Provide children with a simple template that you can either make or source from a book such as "Children's Arts & Crafts Books: Matchstick Crafts." Simple objects such as a photo frame, a box or animal shapes are ideal to start with. Alternatively, let children loose with the matchsticks and allow them to use their creativity to make objects.
With some experience making models and simple objects with matchsticks, you might want to try something slightly more adventurous. Patrick Acton from Iowa started his matchstick model-making career with a small country church but progressed into making the frigate USS Constitution. He has subsequently built many other models, including Pinocchio. Advanced techniques include bending the matchsticks with pliers. Other ambitious projects include the matchstick ukulele made by Englishman Jack Hall. He used 10,000 matchsticks to create the instrument. Brian Croucher went one better, using 480,000 matches to create a life-size model of the TV character, the Dalek.

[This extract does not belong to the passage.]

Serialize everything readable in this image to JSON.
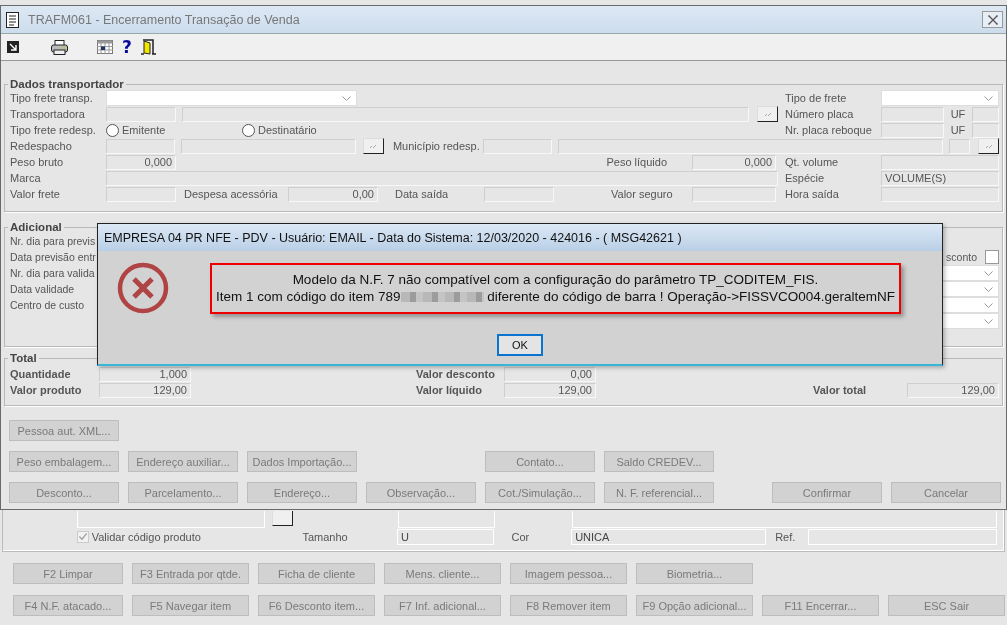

Matchsticks can be a safety hazard when children are working with them. However, you can buy special matchsticks, without the flammable end, from craft or hobby shops. There are also child-friendly safety scissors, so kids can cut off the heads when using ordinary matchsticks. To inspire children and adults, take a visit to a matchstick museum such as the Matchstick Marvels Tourist Center in Iowa. Models include battleships and the 12-foot-long United States Capitol.